"I'm O positive," Dewhurst told Nall, according to the Chronicle. "I'm here to offer you my kidney."
"I was walking in the neighborhood one day and I just said, why not me?" Dewhurst told Today.
Dewhurst wondered if his age would be a factor in donating the organ, but tests confirmed he was healthy enough. On April 30, doctors at Houston Methodist Hospital performed the transplant, the Chronicle reported. Dewhurst was discharged from the hospital May 1, and Nall was released four days later, the newspaper reported.
"The issue is health, not age," Hassan Ibrahim, head of Methodist's living kidney donor program, told the Chronicle. "Kidney function doesn't decline with age in most people so seniors can be donors as long as they don't have cardiovascular disease or cancer or other major conditions."
Dewhurst walks 10,000 steps a day and has a diet consisting of seafood and vegetables, the newspaper reported.
"I couldn't believe it when Frank offered to give his donation," Nall told the Chronicle. "It's a miracle, a godsend. I can't begin to thank him enough."
“No big deal,” Dewhurst told the newspaper. “I’m healthy and had what she needed, a functioning kidney. She wasn’t getting any better without one.”
Nearly 200 Americans 70 and older have become living kidney donors since 1995, Ibrahim told Today. He is hoping Dewhurst's act of kindness will encourage more donations from older people. The average age of live kidney donors is 39, according to Today.

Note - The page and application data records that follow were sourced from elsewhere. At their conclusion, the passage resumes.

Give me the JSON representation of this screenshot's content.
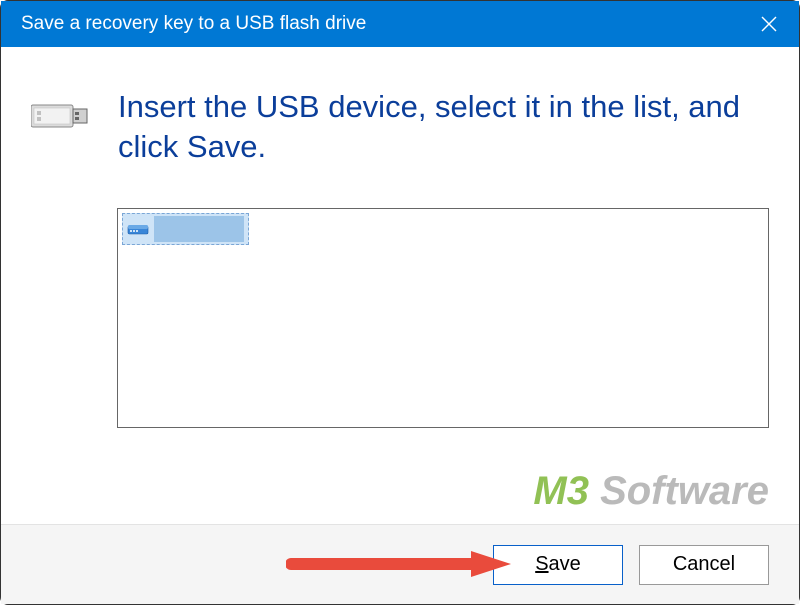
{
  "titlebar": {
    "title": "Save a recovery key to a USB flash drive"
  },
  "instruction": "Insert the USB device, select it in the list, and click Save.",
  "device_list": {
    "items": [
      {
        "label": ""
      }
    ]
  },
  "buttons": {
    "save": "Save",
    "cancel": "Cancel"
  },
  "watermark": {
    "part1": "M",
    "part2": "3",
    "part3": " Software"
  }
}
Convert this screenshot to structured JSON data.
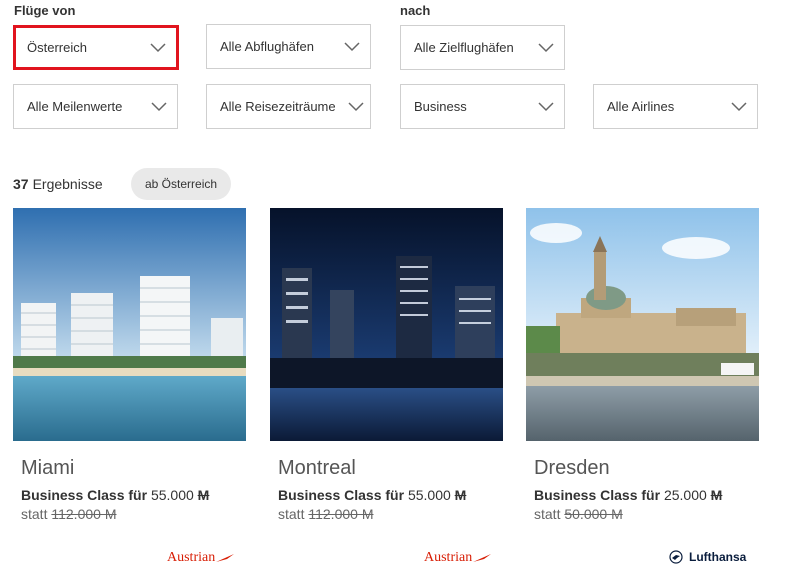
{
  "filters": {
    "from_label": "Flüge von",
    "to_label": "nach",
    "origin": "Österreich",
    "departure_airport": "Alle Abflughäfen",
    "destination_airport": "Alle Zielflughäfen",
    "miles": "Alle Meilenwerte",
    "travel_period": "Alle Reisezeiträume",
    "cabin": "Business",
    "airlines": "Alle Airlines"
  },
  "results": {
    "count": "37",
    "label": "Ergebnisse",
    "chip": "ab Österreich"
  },
  "offers": [
    {
      "city": "Miami",
      "price_prefix": "Business Class für",
      "price": "55.000",
      "miles_symbol": "M",
      "old_prefix": "statt",
      "old_price": "112.000 M",
      "airline": "Austrian"
    },
    {
      "city": "Montreal",
      "price_prefix": "Business Class für",
      "price": "55.000",
      "miles_symbol": "M",
      "old_prefix": "statt",
      "old_price": "112.000 M",
      "airline": "Austrian"
    },
    {
      "city": "Dresden",
      "price_prefix": "Business Class für",
      "price": "25.000",
      "miles_symbol": "M",
      "old_prefix": "statt",
      "old_price": "50.000 M",
      "airline": "Lufthansa"
    }
  ],
  "colors": {
    "highlight": "#e1141e",
    "austrian_red": "#d81e05",
    "lufthansa_navy": "#0a1d3d"
  },
  "icons": {
    "dropdown": "chevron-down-icon"
  }
}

"Hopefully, this donation can help correct the misconception — as long as you're healthy, don't deprive yourself of the chance to save someone's life because of your age,: Ibrahim told the Chronicle.